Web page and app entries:
━━━━━━

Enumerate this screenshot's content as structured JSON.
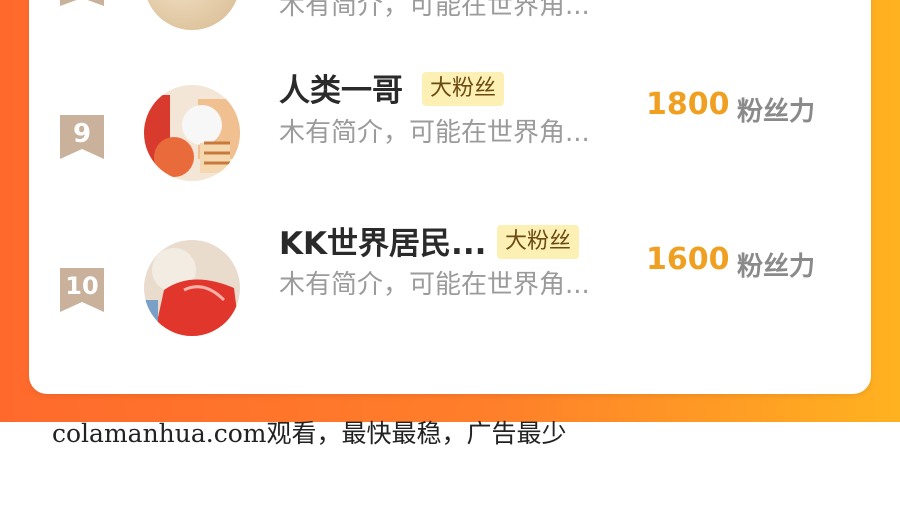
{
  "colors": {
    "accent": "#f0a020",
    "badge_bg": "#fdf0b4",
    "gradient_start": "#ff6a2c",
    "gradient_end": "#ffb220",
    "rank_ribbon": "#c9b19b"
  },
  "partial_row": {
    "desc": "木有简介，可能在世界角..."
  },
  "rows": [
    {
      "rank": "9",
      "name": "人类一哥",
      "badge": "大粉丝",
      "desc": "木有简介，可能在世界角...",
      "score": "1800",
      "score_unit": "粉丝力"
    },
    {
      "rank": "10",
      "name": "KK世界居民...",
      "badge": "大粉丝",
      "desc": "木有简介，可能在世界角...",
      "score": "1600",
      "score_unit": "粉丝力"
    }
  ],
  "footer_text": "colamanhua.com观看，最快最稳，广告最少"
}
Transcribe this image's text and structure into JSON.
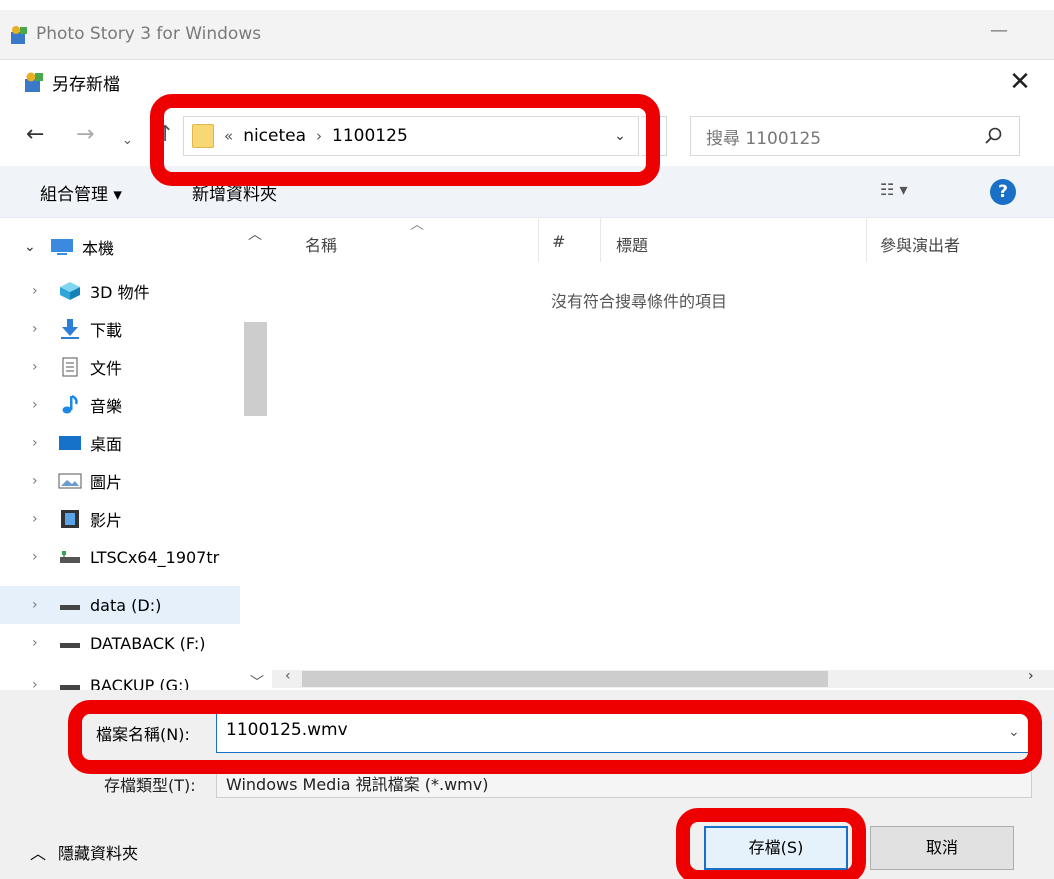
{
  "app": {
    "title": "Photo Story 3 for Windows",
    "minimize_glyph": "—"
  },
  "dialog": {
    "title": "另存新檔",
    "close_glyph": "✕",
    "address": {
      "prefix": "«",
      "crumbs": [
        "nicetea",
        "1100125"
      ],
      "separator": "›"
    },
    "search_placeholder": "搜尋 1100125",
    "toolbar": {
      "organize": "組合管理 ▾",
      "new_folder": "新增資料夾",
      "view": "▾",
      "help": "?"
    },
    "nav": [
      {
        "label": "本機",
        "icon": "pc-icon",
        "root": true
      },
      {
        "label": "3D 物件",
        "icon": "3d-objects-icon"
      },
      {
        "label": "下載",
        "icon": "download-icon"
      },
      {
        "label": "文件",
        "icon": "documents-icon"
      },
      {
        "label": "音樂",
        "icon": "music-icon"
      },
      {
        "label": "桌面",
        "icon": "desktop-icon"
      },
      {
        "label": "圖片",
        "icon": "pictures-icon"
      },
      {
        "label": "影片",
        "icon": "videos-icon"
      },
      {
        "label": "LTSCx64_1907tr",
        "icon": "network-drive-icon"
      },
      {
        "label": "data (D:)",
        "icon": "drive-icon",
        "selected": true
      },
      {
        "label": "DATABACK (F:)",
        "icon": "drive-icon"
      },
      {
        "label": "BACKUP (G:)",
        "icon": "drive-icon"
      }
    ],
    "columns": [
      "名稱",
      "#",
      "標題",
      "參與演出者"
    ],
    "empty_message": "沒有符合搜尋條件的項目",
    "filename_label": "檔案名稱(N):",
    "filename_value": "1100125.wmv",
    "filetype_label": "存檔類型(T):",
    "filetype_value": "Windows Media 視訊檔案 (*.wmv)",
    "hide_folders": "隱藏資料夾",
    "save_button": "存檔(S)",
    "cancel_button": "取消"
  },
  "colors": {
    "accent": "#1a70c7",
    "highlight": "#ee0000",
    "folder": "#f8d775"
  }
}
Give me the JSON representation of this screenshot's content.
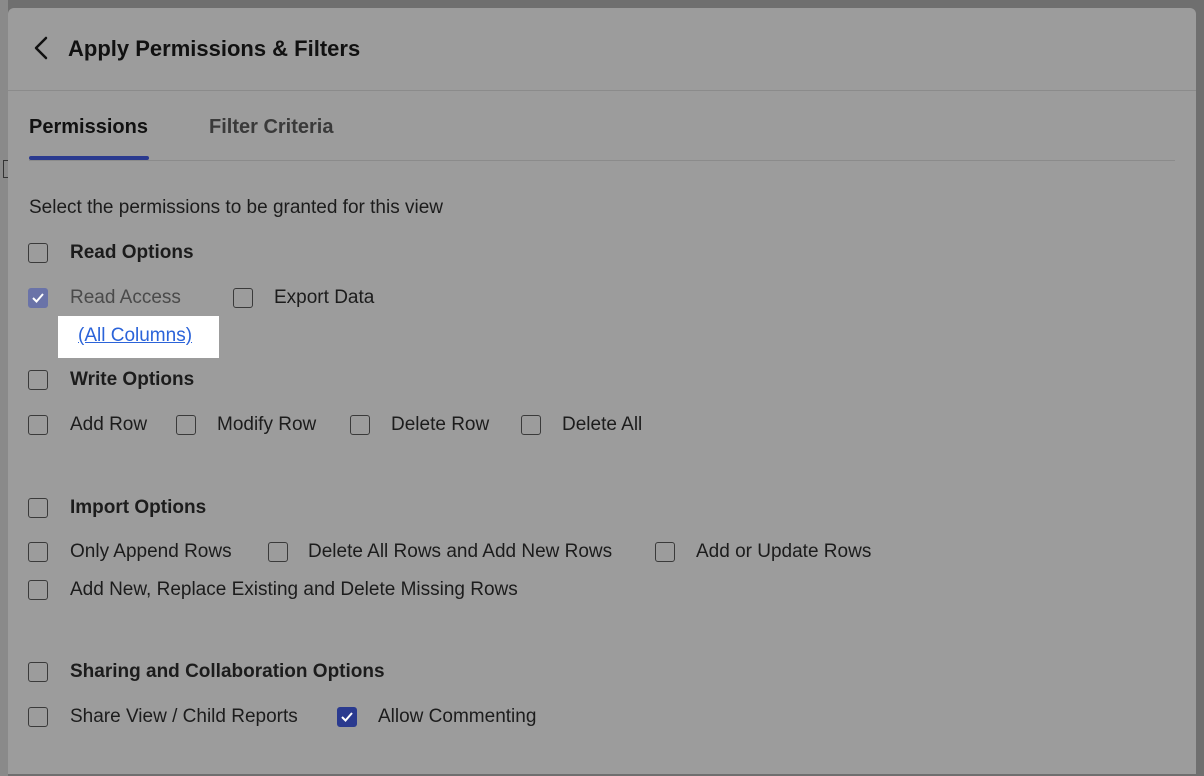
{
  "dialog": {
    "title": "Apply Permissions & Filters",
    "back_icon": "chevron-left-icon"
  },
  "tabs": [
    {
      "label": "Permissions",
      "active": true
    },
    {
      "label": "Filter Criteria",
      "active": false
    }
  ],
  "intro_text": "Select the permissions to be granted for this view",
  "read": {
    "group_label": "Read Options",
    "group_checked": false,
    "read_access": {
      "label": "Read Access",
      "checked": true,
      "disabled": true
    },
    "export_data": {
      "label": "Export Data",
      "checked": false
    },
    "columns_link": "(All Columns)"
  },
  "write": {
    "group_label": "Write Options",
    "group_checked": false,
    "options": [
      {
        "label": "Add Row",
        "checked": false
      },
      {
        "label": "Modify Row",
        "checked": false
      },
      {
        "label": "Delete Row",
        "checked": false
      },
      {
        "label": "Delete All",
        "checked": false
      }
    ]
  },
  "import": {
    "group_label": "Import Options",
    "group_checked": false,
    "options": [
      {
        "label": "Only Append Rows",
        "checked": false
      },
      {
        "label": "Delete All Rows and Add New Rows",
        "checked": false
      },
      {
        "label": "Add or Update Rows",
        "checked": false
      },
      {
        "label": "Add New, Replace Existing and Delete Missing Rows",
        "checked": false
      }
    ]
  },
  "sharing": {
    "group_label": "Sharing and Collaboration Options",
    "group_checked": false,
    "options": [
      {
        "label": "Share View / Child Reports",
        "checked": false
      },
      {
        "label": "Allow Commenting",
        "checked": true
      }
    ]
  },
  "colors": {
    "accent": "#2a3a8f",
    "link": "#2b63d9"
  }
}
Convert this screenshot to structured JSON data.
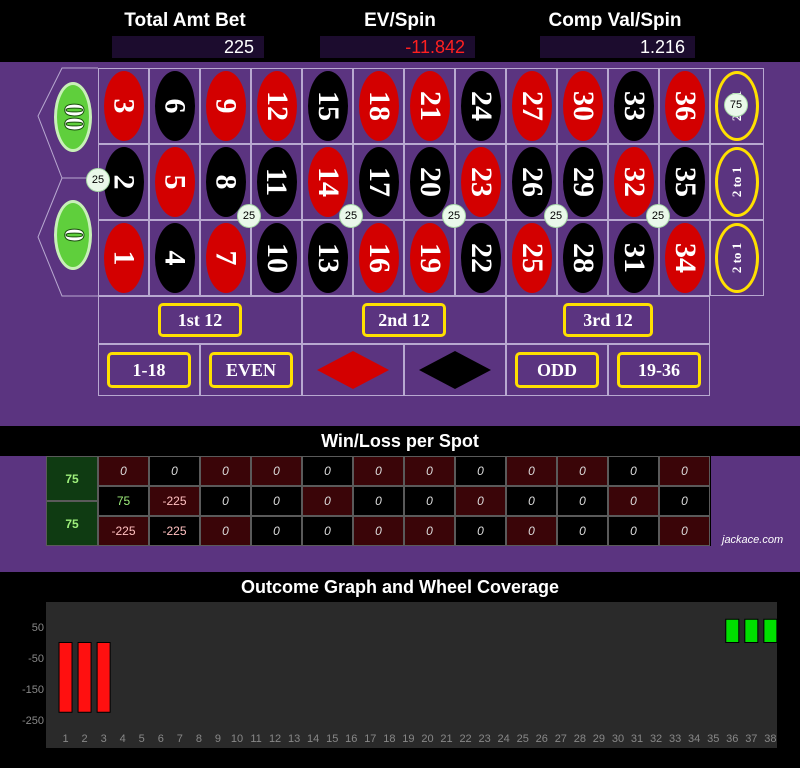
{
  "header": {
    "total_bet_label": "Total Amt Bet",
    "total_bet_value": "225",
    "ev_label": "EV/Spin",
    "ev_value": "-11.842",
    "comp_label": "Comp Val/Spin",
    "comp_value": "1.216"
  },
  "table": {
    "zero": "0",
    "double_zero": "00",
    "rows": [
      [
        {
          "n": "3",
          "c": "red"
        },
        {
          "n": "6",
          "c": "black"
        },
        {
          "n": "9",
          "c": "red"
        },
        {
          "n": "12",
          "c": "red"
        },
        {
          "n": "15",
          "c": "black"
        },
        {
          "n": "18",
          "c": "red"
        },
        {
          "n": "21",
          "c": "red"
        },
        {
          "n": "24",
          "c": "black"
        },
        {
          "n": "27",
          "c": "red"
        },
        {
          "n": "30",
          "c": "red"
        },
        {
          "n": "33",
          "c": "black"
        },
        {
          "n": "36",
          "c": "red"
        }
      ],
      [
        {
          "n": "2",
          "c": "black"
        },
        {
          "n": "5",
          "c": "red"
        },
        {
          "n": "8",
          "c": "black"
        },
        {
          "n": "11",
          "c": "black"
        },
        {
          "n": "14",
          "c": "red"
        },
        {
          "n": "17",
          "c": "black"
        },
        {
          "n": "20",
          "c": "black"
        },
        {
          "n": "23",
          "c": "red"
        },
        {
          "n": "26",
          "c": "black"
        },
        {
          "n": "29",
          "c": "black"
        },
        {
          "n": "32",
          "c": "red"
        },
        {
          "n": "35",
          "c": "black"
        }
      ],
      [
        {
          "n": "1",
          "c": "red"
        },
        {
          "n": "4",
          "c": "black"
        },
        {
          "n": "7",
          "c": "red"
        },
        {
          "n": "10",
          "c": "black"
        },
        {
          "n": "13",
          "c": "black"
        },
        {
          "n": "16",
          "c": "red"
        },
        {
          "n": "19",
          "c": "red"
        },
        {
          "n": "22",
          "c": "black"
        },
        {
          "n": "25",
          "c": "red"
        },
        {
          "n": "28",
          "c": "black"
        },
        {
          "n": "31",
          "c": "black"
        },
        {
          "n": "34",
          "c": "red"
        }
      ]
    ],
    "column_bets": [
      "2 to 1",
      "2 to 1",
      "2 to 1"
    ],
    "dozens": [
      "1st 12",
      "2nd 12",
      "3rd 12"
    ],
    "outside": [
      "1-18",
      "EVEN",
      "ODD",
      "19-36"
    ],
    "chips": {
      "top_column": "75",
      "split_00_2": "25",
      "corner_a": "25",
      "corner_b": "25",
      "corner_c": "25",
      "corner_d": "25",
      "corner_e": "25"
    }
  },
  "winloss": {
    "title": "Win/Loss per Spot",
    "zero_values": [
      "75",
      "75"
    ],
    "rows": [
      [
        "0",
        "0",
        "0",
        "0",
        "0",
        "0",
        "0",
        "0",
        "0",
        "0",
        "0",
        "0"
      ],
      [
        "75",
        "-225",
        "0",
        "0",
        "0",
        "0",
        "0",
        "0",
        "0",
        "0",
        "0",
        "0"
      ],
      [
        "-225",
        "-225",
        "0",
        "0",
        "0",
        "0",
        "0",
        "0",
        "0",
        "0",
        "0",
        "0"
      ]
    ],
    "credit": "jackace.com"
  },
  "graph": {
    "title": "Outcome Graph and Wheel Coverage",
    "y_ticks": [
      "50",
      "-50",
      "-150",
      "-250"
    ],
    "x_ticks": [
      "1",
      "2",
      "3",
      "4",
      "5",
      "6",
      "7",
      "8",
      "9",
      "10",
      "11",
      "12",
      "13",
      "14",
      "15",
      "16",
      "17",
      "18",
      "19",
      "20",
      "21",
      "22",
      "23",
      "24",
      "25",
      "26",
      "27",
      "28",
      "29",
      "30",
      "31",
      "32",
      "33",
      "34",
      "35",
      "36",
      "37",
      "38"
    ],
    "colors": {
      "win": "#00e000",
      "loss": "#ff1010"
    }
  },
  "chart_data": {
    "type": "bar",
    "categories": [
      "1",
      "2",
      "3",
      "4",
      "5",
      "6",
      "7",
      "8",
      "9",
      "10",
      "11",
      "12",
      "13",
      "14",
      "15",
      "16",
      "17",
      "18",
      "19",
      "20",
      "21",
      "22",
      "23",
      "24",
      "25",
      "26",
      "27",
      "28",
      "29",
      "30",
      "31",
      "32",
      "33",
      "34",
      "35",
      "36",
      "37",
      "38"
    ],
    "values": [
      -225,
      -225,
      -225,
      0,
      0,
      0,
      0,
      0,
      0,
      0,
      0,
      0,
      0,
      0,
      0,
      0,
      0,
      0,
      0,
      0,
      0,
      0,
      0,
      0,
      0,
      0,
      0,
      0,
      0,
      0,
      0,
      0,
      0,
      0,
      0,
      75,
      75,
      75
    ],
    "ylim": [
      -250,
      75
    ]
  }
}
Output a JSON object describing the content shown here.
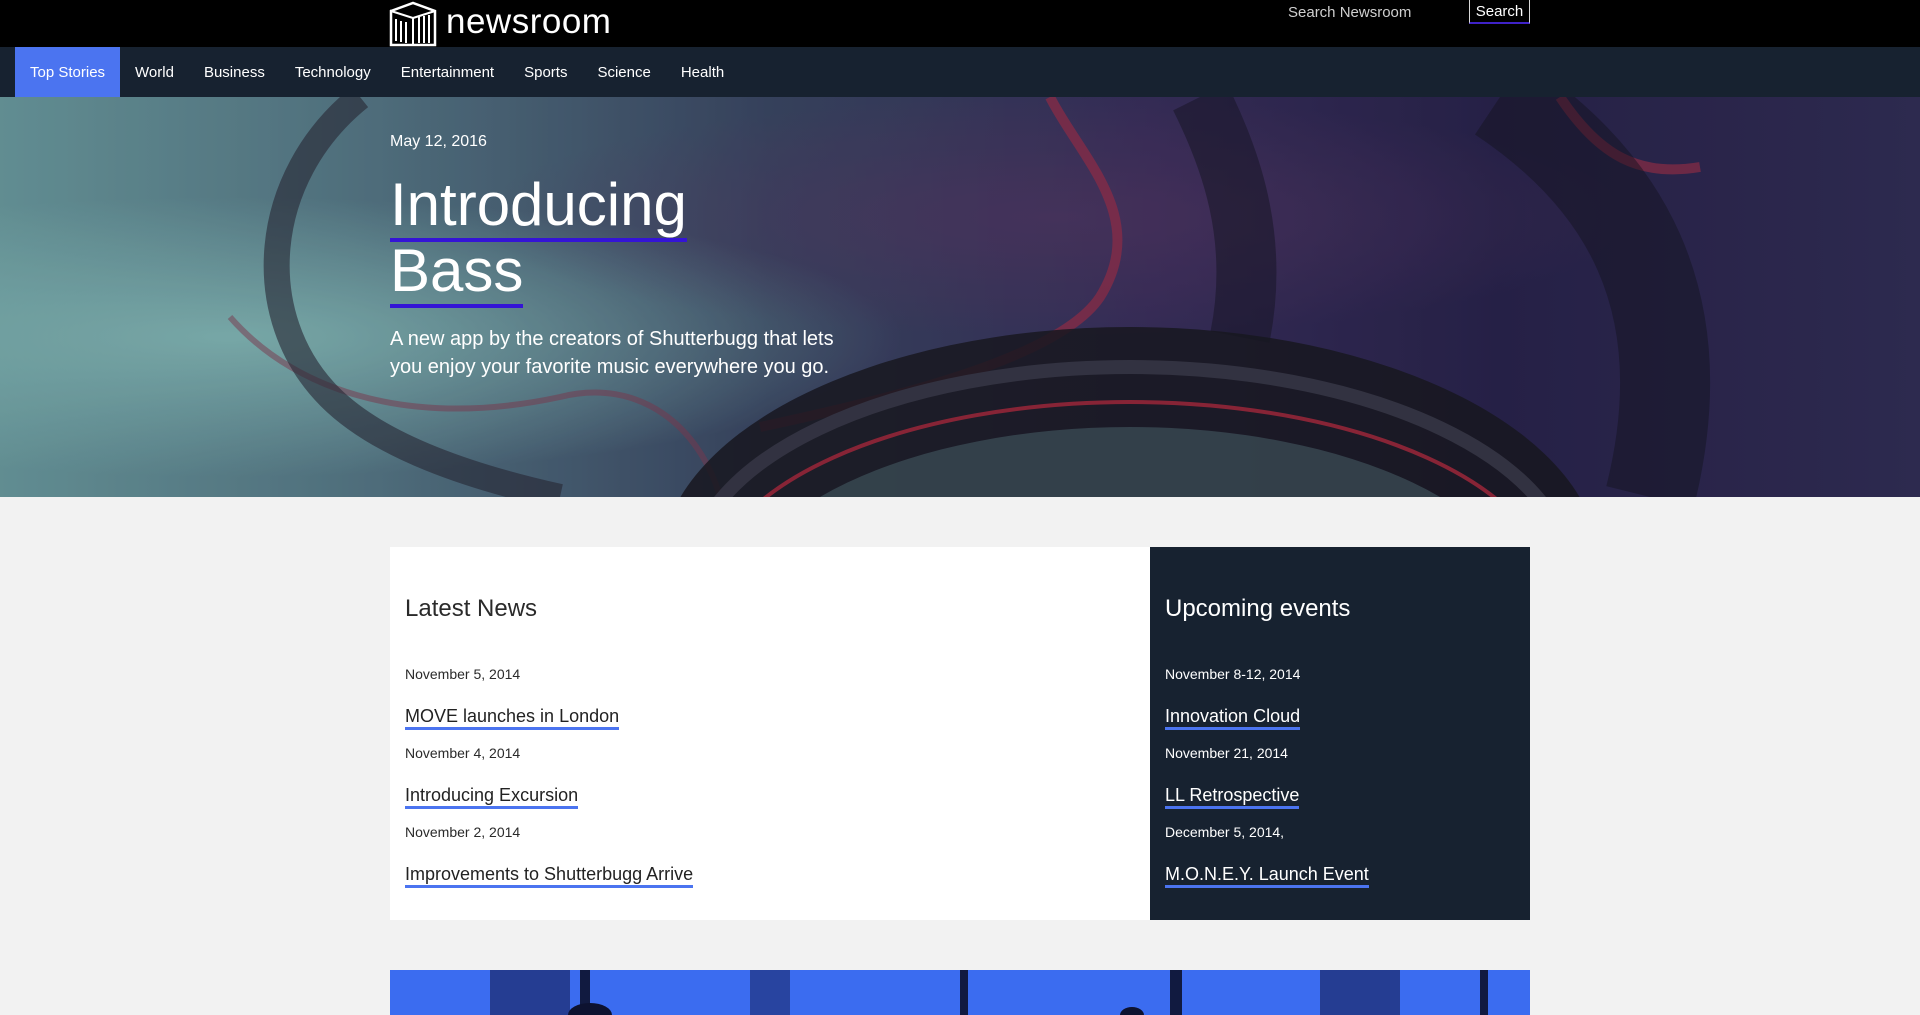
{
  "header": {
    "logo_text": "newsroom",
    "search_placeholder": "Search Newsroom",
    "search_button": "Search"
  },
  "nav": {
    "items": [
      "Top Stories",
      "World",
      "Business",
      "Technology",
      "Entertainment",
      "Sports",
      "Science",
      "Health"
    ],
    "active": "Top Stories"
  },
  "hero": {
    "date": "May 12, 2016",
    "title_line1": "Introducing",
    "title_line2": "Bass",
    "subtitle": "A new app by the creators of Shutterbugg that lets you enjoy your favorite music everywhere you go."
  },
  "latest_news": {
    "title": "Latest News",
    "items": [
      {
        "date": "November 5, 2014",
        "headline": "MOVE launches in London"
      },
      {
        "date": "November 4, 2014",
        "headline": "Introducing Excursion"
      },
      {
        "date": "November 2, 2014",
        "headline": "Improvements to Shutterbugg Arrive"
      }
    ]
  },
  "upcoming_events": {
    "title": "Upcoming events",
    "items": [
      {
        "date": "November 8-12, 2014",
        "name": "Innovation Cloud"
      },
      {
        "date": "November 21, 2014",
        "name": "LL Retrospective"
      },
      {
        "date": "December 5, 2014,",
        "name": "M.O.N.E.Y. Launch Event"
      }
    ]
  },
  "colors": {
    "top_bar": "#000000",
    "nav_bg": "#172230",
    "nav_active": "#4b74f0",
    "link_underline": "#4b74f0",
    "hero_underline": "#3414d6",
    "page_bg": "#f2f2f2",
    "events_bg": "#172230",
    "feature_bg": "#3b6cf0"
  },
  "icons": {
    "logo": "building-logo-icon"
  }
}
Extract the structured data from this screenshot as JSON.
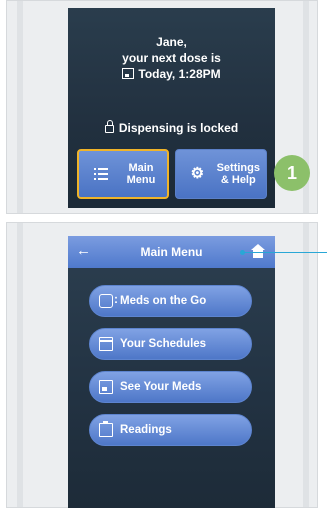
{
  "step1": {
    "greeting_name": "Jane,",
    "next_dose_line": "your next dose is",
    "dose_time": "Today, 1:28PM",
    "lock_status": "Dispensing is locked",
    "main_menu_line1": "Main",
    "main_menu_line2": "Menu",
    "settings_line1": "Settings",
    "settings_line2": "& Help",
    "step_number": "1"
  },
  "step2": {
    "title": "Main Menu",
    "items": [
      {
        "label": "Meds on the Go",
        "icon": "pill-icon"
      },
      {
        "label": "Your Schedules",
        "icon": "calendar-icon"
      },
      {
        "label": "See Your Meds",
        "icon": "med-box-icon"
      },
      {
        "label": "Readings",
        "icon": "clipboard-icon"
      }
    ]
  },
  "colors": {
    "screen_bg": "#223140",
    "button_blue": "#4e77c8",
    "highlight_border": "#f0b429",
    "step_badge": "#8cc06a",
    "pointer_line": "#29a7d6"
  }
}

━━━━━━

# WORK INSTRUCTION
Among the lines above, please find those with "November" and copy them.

# SOLUTION FOR THIS TASK
        "date": "November 5, 2014",
        "date": "November 4, 2014",
        "date": "November 2, 2014",
        "date": "November 8-12, 2014",
        "date": "November 21, 2014",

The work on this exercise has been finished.